The value of the pound Sterling has dropped significantly since the Conservative party’s statement on Friday. It is now at an all time low against the US dollars.
The shadow chancellor described the Conservative party’s track record as “12 years of failure”, adding: “It’s time for a government that is on your side, and that government is a Labour government.”
She said: “The prime minister is content to let energy giants pocket the cash and leave your children and your grandchildren to pick up the tab.”
Reeves explained her plan for Labour if she was elected. Reeves explains how the money would go to fund more NHS staff and says Labour would use the revenue generated by a 45% tax increase.
“I can tell you: with a Labour government, those at the top will pay their fair share.
The 45p top income tax rate is returning.
Here’s what we will do with that money:
The next Labour government will double district nurses who are qualified every year to train. We will train over 5,000 new health workers. Every year, we will place 10,000 additional nurses and midwives.
We will double the number of medical school students to ensure that the NHS has the doctors it needs.
It will be up to us to repair the damage done by the Tories. We have done it before and, conference we will do it again.”

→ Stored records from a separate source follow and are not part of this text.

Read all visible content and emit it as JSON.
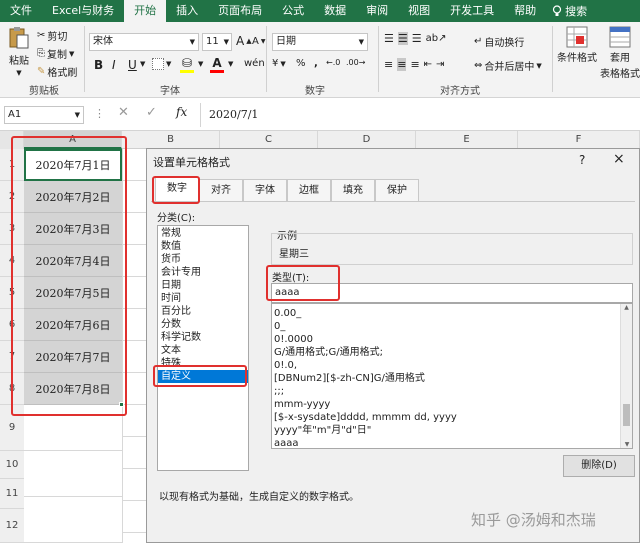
{
  "ribbon_tabs": [
    "文件",
    "Excel与财务",
    "开始",
    "插入",
    "页面布局",
    "公式",
    "数据",
    "审阅",
    "视图",
    "开发工具",
    "帮助"
  ],
  "active_tab_index": 2,
  "search_label": "搜索",
  "clipboard": {
    "paste": "粘贴",
    "cut": "剪切",
    "copy": "复制",
    "format_painter": "格式刷",
    "group": "剪贴板"
  },
  "font": {
    "name": "宋体",
    "size": "11",
    "bold": "B",
    "italic": "I",
    "underline": "U",
    "grow": "A",
    "shrink": "A",
    "fill_color": "#ffff00",
    "font_color": "#ff0000",
    "group": "字体"
  },
  "number": {
    "format": "日期",
    "percent": "%",
    "comma": ",",
    "group": "数字"
  },
  "alignment": {
    "wrap": "自动换行",
    "merge": "合并后居中",
    "group": "对齐方式"
  },
  "styles": {
    "conditional": "条件格式",
    "table_format_1": "套用",
    "table_format_2": "表格格式"
  },
  "formula_bar": {
    "name_box": "A1",
    "fx": "fx",
    "value": "2020/7/1"
  },
  "columns": [
    "A",
    "B",
    "C",
    "D",
    "E",
    "F"
  ],
  "rows": [
    "1",
    "2",
    "3",
    "4",
    "5",
    "6",
    "7",
    "8",
    "9",
    "10",
    "11",
    "12"
  ],
  "cells": [
    "2020年7月1日",
    "2020年7月2日",
    "2020年7月3日",
    "2020年7月4日",
    "2020年7月5日",
    "2020年7月6日",
    "2020年7月7日",
    "2020年7月8日"
  ],
  "dialog": {
    "title": "设置单元格格式",
    "help": "?",
    "close": "×",
    "tabs": [
      "数字",
      "对齐",
      "字体",
      "边框",
      "填充",
      "保护"
    ],
    "category_label": "分类(C):",
    "categories": [
      "常规",
      "数值",
      "货币",
      "会计专用",
      "日期",
      "时间",
      "百分比",
      "分数",
      "科学记数",
      "文本",
      "特殊",
      "自定义"
    ],
    "selected_category_index": 11,
    "sample_label": "示例",
    "sample_value": "星期三",
    "type_label": "类型(T):",
    "type_value": "aaaa",
    "type_list": [
      "0.00_",
      "0_",
      "0!.0000",
      "G/通用格式;G/通用格式;",
      "0!.0,",
      "[DBNum2][$-zh-CN]G/通用格式",
      ";;;",
      "mmm-yyyy",
      "[$-x-sysdate]dddd, mmmm dd, yyyy",
      "yyyy\"年\"m\"月\"d\"日\"",
      "aaaa"
    ],
    "delete_button": "删除(D)",
    "description": "以现有格式为基础，生成自定义的数字格式。"
  },
  "watermark": "知乎 @汤姆和杰瑞",
  "colors": {
    "excel_green": "#217346",
    "highlight_red": "#e0302e",
    "selection_blue": "#0078d7"
  }
}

She used the analogy of the chancellor and prime minister resembling “two desperate gamblers in a casino, chasing a losing run. But they’re not gambling with their money, they’re gambling with yours.”